Yoga is demanding on the wrist as it requires a lot of weight-bearing, flexibility and strength. Here is a guide to returning to yoga after suffering a wrist injury.
Returning to sports after a wrist injury can be a challenge. Yoga is demanding on the wrist as it requires a lot of weight-bearing, flexibility and strength. Tanya Coats is here to help ensure a speedier and pain-free return to Yoga.
Range of Motion
After a wrist injury, you may have reduced range of motion of the wrist into extension. This can make trying to get your hand into the right position difficult. Stretching exercises throughout the day and prior to yoga can be helpful. Longer stretches are more effective than shorter ones. Try to bend your wrist back until you feel a pull or slight discomfort and hold even up to a few minutes at a time.
A folded blanket or small towel can reduce pressure through the wrist. Place the blanket/towel just under the heel of your hands. This reduces the amount of wrist extension required. Best to do this with both hands to maintain balance.

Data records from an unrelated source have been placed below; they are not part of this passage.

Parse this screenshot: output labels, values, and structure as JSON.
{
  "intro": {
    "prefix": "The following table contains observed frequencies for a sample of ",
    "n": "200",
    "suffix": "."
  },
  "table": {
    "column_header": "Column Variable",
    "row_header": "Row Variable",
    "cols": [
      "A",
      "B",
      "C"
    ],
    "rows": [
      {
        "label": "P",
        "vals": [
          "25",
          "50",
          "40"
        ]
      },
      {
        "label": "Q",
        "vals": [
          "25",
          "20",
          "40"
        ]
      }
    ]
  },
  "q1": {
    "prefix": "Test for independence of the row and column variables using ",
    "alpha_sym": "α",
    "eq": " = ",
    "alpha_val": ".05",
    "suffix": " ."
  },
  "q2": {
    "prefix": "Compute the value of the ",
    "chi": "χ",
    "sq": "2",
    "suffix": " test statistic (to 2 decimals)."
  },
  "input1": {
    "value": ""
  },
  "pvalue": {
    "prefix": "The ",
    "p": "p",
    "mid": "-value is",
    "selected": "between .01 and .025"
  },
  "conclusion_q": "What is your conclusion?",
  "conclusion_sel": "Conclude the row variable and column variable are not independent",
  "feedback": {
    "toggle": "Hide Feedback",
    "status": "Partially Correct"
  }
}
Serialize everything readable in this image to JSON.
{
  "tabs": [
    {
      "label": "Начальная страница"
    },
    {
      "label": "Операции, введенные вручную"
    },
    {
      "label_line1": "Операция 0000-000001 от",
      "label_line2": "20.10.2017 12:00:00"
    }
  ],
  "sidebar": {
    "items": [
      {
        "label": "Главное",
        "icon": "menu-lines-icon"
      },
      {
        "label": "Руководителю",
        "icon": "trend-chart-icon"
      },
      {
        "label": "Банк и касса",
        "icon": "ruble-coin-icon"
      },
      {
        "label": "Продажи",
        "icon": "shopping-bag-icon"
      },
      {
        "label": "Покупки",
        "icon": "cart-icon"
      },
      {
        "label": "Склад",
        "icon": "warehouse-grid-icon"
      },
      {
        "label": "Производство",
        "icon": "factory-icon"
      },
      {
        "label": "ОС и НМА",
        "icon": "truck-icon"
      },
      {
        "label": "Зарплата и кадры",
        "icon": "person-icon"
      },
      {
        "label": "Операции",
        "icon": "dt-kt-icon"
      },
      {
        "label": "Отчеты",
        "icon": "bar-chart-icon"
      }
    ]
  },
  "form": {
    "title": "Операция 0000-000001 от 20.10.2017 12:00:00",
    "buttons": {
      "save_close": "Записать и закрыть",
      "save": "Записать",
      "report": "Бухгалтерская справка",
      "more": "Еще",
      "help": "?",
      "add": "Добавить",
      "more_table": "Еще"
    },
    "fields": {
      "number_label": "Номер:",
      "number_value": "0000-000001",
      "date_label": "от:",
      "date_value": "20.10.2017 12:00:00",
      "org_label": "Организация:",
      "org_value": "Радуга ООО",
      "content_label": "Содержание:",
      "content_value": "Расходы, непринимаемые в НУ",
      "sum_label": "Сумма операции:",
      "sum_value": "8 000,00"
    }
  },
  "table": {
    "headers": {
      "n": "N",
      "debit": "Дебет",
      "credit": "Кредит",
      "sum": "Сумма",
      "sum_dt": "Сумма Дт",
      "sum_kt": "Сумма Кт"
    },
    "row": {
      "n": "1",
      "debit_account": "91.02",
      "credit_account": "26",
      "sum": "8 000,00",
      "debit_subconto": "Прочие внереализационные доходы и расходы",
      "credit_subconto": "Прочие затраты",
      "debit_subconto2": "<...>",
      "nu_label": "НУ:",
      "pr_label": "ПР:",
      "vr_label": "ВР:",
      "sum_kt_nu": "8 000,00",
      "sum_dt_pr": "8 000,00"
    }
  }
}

Use a block instead of placing your hands on the floor so you can cup your hands of the side of the block again to eliminate the need for greater wrist extension.
There are many positions you can complete without placing pressure through your wrist or adopt a plank positon instead where you rest on your forearms.
Weakness and imbalance in the muscles can cause overloading through the wrist and hand. You not only need strength in your wrist and hand, but in your forearm, upper arm, and shoulders to maintain correct alignment and technique. Proprioception can also be reduced when you have an injury.
Exercises using weights, theraband, slosh pipes and powerballs can help to improve stability and strength to prepare you for Yoga. A hand therapist can design a program specifically for you.
Ensure you have the right technique. Your instructor will be able to guide you during the session. Be aware of keep your shoulders above your wrists in a straight line.
Don’t put too much weight through the heel of your hands and let you hand go into a ‘cupped’ shape. Instead flatten your hands onto the mat, and push your fingers down. This de-loads the wrist joint and places more even pressure through the hand, wrist and forearm.
Use a thin mat on a hard surface. Whilst a soft surface may seem like it would be better for your wrist, you are more likely to sink into them causing more loading through the wrist joint.
Article Reference: Hand Therapy Group